• **Exercise description**: All entries shown below must be given again word for word.

• **Extracted entries**:
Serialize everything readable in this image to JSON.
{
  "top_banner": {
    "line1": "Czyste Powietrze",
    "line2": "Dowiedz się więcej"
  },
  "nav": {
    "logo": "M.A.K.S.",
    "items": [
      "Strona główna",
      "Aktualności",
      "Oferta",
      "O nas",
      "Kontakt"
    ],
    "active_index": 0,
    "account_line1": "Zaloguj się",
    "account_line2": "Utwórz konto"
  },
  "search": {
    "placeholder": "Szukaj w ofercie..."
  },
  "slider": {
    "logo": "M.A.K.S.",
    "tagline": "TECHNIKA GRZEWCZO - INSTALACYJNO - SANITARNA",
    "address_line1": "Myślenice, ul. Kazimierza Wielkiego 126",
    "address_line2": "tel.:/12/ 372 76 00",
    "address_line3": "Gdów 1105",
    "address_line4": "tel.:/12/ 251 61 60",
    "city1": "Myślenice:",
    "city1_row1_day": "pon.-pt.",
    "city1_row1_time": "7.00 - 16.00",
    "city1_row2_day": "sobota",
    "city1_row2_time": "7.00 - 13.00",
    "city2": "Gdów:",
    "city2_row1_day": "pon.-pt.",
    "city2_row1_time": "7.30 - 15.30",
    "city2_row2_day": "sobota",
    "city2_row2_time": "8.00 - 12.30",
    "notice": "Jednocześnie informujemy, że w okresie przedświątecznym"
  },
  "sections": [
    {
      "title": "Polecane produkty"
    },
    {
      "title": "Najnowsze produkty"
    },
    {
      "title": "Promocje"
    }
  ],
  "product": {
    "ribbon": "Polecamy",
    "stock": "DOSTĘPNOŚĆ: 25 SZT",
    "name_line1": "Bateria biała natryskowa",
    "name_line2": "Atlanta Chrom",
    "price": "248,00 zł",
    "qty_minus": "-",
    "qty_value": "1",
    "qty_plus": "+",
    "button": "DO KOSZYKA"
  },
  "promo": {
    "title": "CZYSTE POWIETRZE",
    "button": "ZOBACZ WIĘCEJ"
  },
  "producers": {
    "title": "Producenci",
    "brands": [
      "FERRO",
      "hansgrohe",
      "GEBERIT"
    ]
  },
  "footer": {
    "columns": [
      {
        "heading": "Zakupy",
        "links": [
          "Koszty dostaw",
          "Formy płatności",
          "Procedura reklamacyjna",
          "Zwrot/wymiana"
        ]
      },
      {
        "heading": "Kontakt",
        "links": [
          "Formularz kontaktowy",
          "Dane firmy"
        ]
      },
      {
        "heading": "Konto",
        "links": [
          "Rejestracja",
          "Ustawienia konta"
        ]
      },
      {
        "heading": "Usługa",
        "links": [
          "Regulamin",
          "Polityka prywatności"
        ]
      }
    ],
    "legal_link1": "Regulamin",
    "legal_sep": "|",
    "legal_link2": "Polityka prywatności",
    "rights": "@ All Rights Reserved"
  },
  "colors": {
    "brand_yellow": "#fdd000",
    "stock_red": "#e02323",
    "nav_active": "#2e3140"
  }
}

• **Response area**:
Serialize everything readable in this image to JSON.
{
  "top_banner": {
    "line1": "Czyste Powietrze",
    "line2": "Dowiedz się więcej"
  },
  "nav": {
    "logo": "M.A.K.S.",
    "items": [
      "Strona główna",
      "Aktualności",
      "Oferta",
      "O nas",
      "Kontakt"
    ],
    "active_index": 0,
    "account_line1": "Zaloguj się",
    "account_line2": "Utwórz konto"
  },
  "search": {
    "placeholder": "Szukaj w ofercie..."
  },
  "slider": {
    "logo": "M.A.K.S.",
    "tagline": "TECHNIKA GRZEWCZO - INSTALACYJNO - SANITARNA",
    "address_line1": "Myślenice, ul. Kazimierza Wielkiego 126",
    "address_line2": "tel.:/12/ 372 76 00",
    "address_line3": "Gdów 1105",
    "address_line4": "tel.:/12/ 251 61 60",
    "city1": "Myślenice:",
    "city1_row1_day": "pon.-pt.",
    "city1_row1_time": "7.00 - 16.00",
    "city1_row2_day": "sobota",
    "city1_row2_time": "7.00 - 13.00",
    "city2": "Gdów:",
    "city2_row1_day": "pon.-pt.",
    "city2_row1_time": "7.30 - 15.30",
    "city2_row2_day": "sobota",
    "city2_row2_time": "8.00 - 12.30",
    "notice": "Jednocześnie informujemy, że w okresie przedświątecznym"
  },
  "sections": [
    {
      "title": "Polecane produkty"
    },
    {
      "title": "Najnowsze produkty"
    },
    {
      "title": "Promocje"
    }
  ],
  "product": {
    "ribbon": "Polecamy",
    "stock": "DOSTĘPNOŚĆ: 25 SZT",
    "name_line1": "Bateria biała natryskowa",
    "name_line2": "Atlanta Chrom",
    "price": "248,00 zł",
    "qty_minus": "-",
    "qty_value": "1",
    "qty_plus": "+",
    "button": "DO KOSZYKA"
  },
  "promo": {
    "title": "CZYSTE POWIETRZE",
    "button": "ZOBACZ WIĘCEJ"
  },
  "producers": {
    "title": "Producenci",
    "brands": [
      "FERRO",
      "hansgrohe",
      "GEBERIT"
    ]
  },
  "footer": {
    "columns": [
      {
        "heading": "Zakupy",
        "links": [
          "Koszty dostaw",
          "Formy płatności",
          "Procedura reklamacyjna",
          "Zwrot/wymiana"
        ]
      },
      {
        "heading": "Kontakt",
        "links": [
          "Formularz kontaktowy",
          "Dane firmy"
        ]
      },
      {
        "heading": "Konto",
        "links": [
          "Rejestracja",
          "Ustawienia konta"
        ]
      },
      {
        "heading": "Usługa",
        "links": [
          "Regulamin",
          "Polityka prywatności"
        ]
      }
    ],
    "legal_link1": "Regulamin",
    "legal_sep": "|",
    "legal_link2": "Polityka prywatności",
    "rights": "@ All Rights Reserved"
  },
  "colors": {
    "brand_yellow": "#fdd000",
    "stock_red": "#e02323",
    "nav_active": "#2e3140"
  }
}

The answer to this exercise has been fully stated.